That's basically the point of Jakob's article - blogging isn't worth a company's time. I need to preface this before I begin, because...
I completely respect his work and opinions; as a former designer I actually have lobbied against graphics and have followed his advice in favor of making sites more usable and informative. Furthermore, I have attended Edward Tufte's talk on information architecture and admire his work as well.
That being said, think there's a balance between Twitter, and creating a 10 page diatribe and creating 100% Flash-based web sites. You have to know your audience, and there is no cookie cutter piece of advice ANYONE can give about blogging, because every situation, company and objective is different.
Mr. Neilsen recently told a "consultant's consultant" that he shouldn't start a blog on his website.

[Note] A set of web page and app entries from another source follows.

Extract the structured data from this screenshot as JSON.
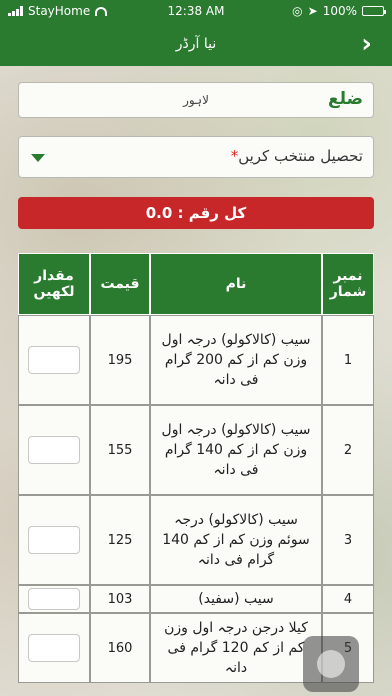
{
  "status_bar": {
    "carrier": "StayHome",
    "time": "12:38 AM",
    "battery": "100%"
  },
  "header": {
    "title": "نیا آرڈر",
    "back_glyph": "›"
  },
  "district": {
    "label": "ضلع",
    "value": "لاہور"
  },
  "tehsil": {
    "placeholder": "تحصیل منتخب کریں",
    "required_mark": "*"
  },
  "total": {
    "text": "کل رقم : 0.0"
  },
  "table": {
    "headers": {
      "qty": "مقدار لکھیں",
      "price": "قیمت",
      "name": "نام",
      "serial": "نمبر شمار"
    },
    "rows": [
      {
        "serial": "1",
        "name": "سیب (کالاکولو) درجہ اول وزن کم از کم 200 گرام فی دانہ",
        "price": "195"
      },
      {
        "serial": "2",
        "name": "سیب (کالاکولو) درجہ اول وزن کم از کم 140 گرام فی دانہ",
        "price": "155"
      },
      {
        "serial": "3",
        "name": "سیب (کالاکولو) درجہ سوئم وزن کم از کم 140 گرام فی دانہ",
        "price": "125"
      },
      {
        "serial": "4",
        "name": "سیب (سفید)",
        "price": "103"
      },
      {
        "serial": "5",
        "name": "کیلا درجن درجہ اول وزن کم از کم 120 گرام فی دانہ",
        "price": "160"
      }
    ]
  }
}
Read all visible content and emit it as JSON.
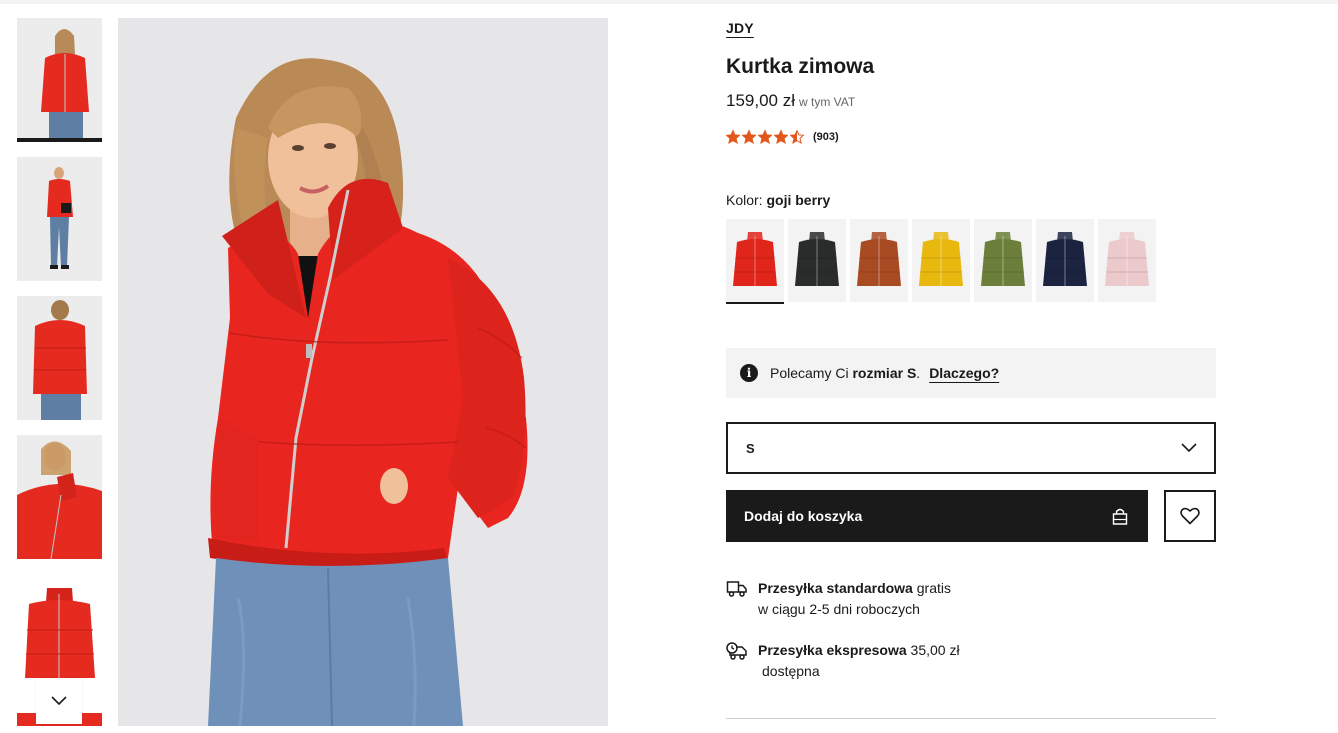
{
  "product": {
    "brand": "JDY",
    "title": "Kurtka zimowa",
    "price": "159,00 zł",
    "vat_note": "w tym VAT",
    "rating_value": 4.5,
    "review_count": "(903)"
  },
  "thumbnails": [
    {
      "label": "thumb-1",
      "active": true
    },
    {
      "label": "thumb-2",
      "active": false
    },
    {
      "label": "thumb-3",
      "active": false
    },
    {
      "label": "thumb-4",
      "active": false
    },
    {
      "label": "thumb-5",
      "active": false
    }
  ],
  "color": {
    "label": "Kolor:",
    "selected": "goji berry",
    "swatches": [
      {
        "name": "red",
        "hex": "#e0251b"
      },
      {
        "name": "black",
        "hex": "#2a2c2b"
      },
      {
        "name": "brown",
        "hex": "#a84a22"
      },
      {
        "name": "yellow",
        "hex": "#e8b80e"
      },
      {
        "name": "olive",
        "hex": "#6b7f3a"
      },
      {
        "name": "navy",
        "hex": "#1b2340"
      },
      {
        "name": "pink",
        "hex": "#ecc9cb"
      }
    ]
  },
  "recommendation": {
    "prefix": "Polecamy Ci",
    "size_text": "rozmiar S",
    "suffix": ".",
    "link": "Dlaczego?",
    "icon": "info-icon"
  },
  "size_select": {
    "value": "S",
    "icon": "chevron-down-icon"
  },
  "cart": {
    "add_label": "Dodaj do koszyka",
    "icon": "bag-icon",
    "wishlist_icon": "heart-icon"
  },
  "shipping": [
    {
      "title": "Przesyłka standardowa",
      "extra": "gratis",
      "sub": "w ciągu 2-5 dni roboczych",
      "icon": "truck-icon"
    },
    {
      "title": "Przesyłka ekspresowa",
      "extra": "35,00 zł",
      "sub": "dostępna",
      "icon": "express-truck-icon"
    }
  ],
  "colors": {
    "accent_star": "#e3571b",
    "primary": "#1a1a1a",
    "product_red": "#e8261f"
  }
}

Realistically, if Jakob had his way we'd all be in 1996 with hyperlinks and plain text pages. Ok, that's taking it a bit far, but not too far.
So was this quote from his article:
Blogs are also fine for websites that sell cheap products.
Really? So GM (a client), Boeing, Sun and the like should scrap their blogs because their products are cheap? And they're best served trying to connect to communities by publishing articles and white papers? Give me a break.
The assumption that's being made, and I admit that this post clearly isn't proof of it, is that all blog posts are just brief comments on someone else's thoughts. So you're telling me there isn't new thinking or things NOT published elsewhere on blogs? Hogwash.
Here's a gem as well:
You must change the game and create content that's so valuable that business users are willing to pay for it.
Really? Users have to pay for your content? Isn't it free on your site, though, Jakob? GM Chrysler, as the king of usability you must have looked at a log file or two to know that the most visited pages on corporate sites are the "Jobs" pages. Should users pay for this created content too?
Jumping out of the 90's and taking it a step further - if you're a company with a bad reputation, wouldn't a blog allow insight into the company's psyche and let employees do the talking? Please show me that is worth less than an article published by the CEO or HR Director in the trade rag about how great it is to work there. All research points that traditional means are fading in the eyes of consumers, so stick with it? Really?
You should also focus on material that lower-ranked content contributors can't easily create in their spare time.
See, I think you're missing the point here, Jakob. It's not about taking content or even being the only one thinking something - it's about connecting and creating community around an idea, product, vision or, yes, blog. And the blog can entail all of the aforementioned things.
He wraps up his post with this:
Elite, expertise-driven sites are the exception to the rule. For these sites, you don't care about 90% of users, because they want a lower level of quality than you provide and they'll never pay for your services. People looking for the quick hit and free advice are not your customers. Let them eat cake; let them read Wikipedia.
First of all, *oh snap* at the Wikipedia reference.
Second, I want to ask you, lower level of quality reader, how are you liking this so far? Anything useful you can take to your boss or clients? Jakob, get off your soap box for five brief minutes and join the conversation. Although in this instance Jakob remains the expert by telling the rest of you, yes YOU, blog reader, that you're stupid and don't purchase based on a company's social media actions. You're just out to steal content and it's really e-mail marketing and long articles that cause you to buy or try products -- not word of mouth or connecting with a company or opinions that are reinforcing your purchasing decision.
Well, enough of this "long" post... Time to make like Jakob and 23-skidoo out of here. I'm off to the corner malt shop for a Cherry-flavored Coke!